**TASK PROMPT:** Your answer should consist of the lines in the data below that contain "index".

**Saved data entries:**
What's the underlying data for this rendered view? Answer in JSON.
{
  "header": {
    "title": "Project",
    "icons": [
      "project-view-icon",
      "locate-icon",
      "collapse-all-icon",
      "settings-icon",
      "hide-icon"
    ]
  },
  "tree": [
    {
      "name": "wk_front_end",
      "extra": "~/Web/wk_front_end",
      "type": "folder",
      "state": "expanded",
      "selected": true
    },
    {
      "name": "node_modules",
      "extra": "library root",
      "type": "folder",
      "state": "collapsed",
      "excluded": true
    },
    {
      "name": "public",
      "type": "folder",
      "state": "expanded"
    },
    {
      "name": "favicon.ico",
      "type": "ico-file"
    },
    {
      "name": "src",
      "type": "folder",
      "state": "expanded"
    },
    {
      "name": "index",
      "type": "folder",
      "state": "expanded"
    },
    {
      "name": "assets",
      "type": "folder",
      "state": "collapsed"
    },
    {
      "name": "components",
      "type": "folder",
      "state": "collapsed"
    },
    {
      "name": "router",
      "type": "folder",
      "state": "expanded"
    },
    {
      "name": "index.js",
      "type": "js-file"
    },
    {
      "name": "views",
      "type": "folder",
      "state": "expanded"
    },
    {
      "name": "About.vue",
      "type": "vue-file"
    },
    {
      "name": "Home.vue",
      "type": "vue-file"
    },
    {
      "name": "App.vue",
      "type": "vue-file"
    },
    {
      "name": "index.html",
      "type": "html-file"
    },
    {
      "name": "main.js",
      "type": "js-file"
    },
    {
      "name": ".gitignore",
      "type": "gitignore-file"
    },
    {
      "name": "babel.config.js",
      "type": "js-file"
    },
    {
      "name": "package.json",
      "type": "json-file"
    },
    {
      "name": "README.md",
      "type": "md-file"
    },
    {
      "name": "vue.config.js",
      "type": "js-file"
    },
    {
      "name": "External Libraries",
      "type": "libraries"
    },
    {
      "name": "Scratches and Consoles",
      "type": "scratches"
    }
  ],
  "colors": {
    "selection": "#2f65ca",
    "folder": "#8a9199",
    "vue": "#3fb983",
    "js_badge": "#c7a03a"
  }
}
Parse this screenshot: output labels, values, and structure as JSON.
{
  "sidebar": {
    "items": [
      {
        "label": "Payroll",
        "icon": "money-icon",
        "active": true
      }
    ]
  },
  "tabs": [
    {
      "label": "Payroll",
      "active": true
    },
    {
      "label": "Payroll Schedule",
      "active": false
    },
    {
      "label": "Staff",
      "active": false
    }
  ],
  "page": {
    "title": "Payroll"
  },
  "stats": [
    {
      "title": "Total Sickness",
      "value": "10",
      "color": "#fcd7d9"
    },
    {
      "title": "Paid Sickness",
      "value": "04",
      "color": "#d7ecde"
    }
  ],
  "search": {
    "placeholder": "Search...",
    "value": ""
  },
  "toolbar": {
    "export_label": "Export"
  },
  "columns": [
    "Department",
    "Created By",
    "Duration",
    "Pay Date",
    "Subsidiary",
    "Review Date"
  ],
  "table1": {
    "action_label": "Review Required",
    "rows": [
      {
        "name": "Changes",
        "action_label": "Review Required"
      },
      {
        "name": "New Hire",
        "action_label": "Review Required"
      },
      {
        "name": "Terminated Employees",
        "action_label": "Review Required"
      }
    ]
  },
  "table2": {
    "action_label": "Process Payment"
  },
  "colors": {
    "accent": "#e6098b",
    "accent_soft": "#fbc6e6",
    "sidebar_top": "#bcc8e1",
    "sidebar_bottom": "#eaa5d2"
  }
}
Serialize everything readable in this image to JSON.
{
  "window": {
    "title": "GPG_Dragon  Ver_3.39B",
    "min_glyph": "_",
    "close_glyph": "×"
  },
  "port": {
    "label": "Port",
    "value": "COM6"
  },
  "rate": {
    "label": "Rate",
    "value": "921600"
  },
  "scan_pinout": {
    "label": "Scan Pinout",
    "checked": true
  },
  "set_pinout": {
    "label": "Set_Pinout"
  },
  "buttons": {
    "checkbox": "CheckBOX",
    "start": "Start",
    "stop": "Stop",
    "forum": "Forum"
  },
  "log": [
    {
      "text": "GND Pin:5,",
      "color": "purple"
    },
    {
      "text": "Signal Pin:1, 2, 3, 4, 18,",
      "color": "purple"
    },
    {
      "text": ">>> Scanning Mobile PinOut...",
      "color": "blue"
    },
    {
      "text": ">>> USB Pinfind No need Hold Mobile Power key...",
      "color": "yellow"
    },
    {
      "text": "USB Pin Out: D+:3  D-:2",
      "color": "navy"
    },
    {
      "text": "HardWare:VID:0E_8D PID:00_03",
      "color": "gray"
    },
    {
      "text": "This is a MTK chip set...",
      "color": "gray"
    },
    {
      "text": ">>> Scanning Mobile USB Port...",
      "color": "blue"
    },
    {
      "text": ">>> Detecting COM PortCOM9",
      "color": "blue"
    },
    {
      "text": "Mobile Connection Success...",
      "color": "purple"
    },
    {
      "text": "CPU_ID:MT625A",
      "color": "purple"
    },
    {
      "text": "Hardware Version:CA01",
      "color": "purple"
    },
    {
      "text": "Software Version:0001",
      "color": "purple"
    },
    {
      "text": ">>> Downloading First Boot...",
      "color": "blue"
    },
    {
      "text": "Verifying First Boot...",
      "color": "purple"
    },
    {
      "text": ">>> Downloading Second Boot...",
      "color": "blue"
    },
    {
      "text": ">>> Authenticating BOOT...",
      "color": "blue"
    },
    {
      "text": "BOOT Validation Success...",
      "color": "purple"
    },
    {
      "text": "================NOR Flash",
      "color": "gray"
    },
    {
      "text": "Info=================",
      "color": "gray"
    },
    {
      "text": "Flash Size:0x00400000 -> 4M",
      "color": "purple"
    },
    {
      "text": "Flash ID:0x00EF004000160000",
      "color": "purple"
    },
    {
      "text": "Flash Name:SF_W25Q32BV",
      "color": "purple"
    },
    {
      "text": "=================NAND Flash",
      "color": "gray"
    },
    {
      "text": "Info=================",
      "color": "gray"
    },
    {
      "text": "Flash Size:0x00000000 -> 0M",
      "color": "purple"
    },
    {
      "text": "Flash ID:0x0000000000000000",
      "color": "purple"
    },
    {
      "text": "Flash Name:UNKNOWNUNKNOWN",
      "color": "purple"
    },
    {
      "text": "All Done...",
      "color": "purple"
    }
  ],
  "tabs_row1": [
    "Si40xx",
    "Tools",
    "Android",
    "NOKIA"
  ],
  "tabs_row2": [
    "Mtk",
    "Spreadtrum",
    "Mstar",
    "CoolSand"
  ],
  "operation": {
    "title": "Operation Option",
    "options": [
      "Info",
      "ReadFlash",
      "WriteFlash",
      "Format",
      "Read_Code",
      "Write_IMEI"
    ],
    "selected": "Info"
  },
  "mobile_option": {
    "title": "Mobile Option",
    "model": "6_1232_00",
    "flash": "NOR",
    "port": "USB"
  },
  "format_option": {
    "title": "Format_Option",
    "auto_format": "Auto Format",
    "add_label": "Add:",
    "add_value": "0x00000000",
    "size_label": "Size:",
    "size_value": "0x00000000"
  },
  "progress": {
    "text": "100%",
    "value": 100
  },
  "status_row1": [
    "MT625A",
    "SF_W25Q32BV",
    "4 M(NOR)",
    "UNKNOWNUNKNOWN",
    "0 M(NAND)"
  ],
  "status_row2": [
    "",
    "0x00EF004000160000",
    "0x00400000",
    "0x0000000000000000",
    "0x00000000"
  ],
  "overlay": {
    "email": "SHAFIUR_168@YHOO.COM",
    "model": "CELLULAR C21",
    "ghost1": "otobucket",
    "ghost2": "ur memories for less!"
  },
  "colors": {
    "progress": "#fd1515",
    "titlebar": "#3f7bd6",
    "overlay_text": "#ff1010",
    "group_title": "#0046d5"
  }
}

**YOUR SOLUTION:**
      "name": "index",
      "name": "index.js",
      "name": "index.html",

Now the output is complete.